     For lastly, and perhaps this will be the best argument, observe the effect of this good, sure building, this deep building. We read that when the flood beat upon the wise man’s house “it could not shake it.” That is very beautiful. Not only could it not carry it away, but “it could not shake it.” I see the man: he lost his money and became poor, but he did not give up his faith: “It could not shake it.” He was ridiculed and slandered, and many of his former friends gave him the cold shoulder; but “It could not shake it.” He went to Jesus under his great trial and he was sustained: “It could not shake it.” He was very sick and his spirit was depressed within him, but still he held his confidence in Christ: “It could not shake it.” He was near to die; he knew that he must soon depart out of this world, but all the pains of death and the certainty of dissolution could not shake him. He died as he lived, firm as a rock, rejoicing as much as ever, nay, rejoicing more, because he was nearer to the kingdom and to the fruition of all his hopes. “It could not shake it.” It is a grand thing to have a faith which cannot be shaken. I saw one day a number of beech trees which had formed a wood: they had all fallen to the ground through a storm. The fact was they leaned upon one another to a great extent, and the thickness of the wood prevented each tree from getting a firm hold of the soil. They kept each other up and also constrained each other to grow up tall and thin, to the neglect of root-growth. When the tempest forced down the first few trees the others readily followed one after the other. Close to that same spot I saw another tree in the open, bravely defying the blast, in solitary strength. The hurricane had beaten upon it, but it had endured all its force unsheltered. That lone, brave tree seemed to be better rooted than before the storm. I thought, “Is it not so with professors?” They often hold together, and help each other to grow up, but if they have not firm personal roothold, when a storm arises they fall in rows. A minister dies, or certain leaders are taken away, and over go the members by departure from the faith and from holiness. I would have you be self-contained, growing each man into Christ for himself, rooted and grounded in love and faith and every holy grace. Then when the worst storm that ever blew on mortal man shall come, it will be said of your faith, “It could not shake it.” I beseech you who are now seeking Christ to take care that you build well, that you may stand long in our Zion, steadfast and unmovable. God grant it for Christ’s sake. Amen.
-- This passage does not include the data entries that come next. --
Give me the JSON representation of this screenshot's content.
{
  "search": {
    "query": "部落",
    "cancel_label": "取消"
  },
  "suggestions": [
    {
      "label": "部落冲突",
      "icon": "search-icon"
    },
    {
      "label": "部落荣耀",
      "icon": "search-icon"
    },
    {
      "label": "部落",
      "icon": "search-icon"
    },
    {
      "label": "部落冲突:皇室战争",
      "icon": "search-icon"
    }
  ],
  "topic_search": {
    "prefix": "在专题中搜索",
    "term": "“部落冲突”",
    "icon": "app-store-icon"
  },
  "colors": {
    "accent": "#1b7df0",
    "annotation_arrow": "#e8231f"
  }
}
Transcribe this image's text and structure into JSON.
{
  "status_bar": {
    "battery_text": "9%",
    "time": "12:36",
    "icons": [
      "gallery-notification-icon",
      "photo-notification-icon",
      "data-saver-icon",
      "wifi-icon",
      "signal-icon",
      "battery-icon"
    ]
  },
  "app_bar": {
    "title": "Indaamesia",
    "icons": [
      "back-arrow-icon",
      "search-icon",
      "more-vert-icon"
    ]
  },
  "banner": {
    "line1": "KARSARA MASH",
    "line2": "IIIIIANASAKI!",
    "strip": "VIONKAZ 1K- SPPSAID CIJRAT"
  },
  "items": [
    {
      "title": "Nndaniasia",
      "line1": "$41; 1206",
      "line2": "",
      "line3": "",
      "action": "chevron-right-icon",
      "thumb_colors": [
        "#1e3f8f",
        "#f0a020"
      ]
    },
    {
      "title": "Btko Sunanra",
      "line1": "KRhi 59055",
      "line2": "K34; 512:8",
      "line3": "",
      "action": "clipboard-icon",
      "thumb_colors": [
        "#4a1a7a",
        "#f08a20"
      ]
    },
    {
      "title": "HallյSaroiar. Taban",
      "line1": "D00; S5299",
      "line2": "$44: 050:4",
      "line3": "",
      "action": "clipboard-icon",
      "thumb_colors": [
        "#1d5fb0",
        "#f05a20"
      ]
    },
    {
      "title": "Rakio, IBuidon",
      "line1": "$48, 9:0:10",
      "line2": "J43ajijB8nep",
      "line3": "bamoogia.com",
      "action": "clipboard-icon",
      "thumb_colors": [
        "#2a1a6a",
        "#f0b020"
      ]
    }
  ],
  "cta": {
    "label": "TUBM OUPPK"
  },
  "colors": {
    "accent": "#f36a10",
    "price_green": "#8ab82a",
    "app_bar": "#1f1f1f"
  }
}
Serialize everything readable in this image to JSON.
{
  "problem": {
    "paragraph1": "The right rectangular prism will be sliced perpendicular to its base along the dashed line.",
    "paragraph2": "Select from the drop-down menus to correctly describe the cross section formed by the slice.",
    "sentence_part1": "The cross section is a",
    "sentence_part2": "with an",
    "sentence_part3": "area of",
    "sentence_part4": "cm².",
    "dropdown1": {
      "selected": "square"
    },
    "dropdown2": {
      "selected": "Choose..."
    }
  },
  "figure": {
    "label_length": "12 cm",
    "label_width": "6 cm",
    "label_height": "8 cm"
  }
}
Related Resources

On Laying Foundations

January 21, 1883

ON LAYING FOUNDATIONS.   “And why call ye me, Lord, Lord, and do not the things which I say? Whosoever cometh to me, and heareth my sayings, and doeth them, I will shew you to whom he is like: He is like a man which built an house, and digged deep, and laid the foundation on a …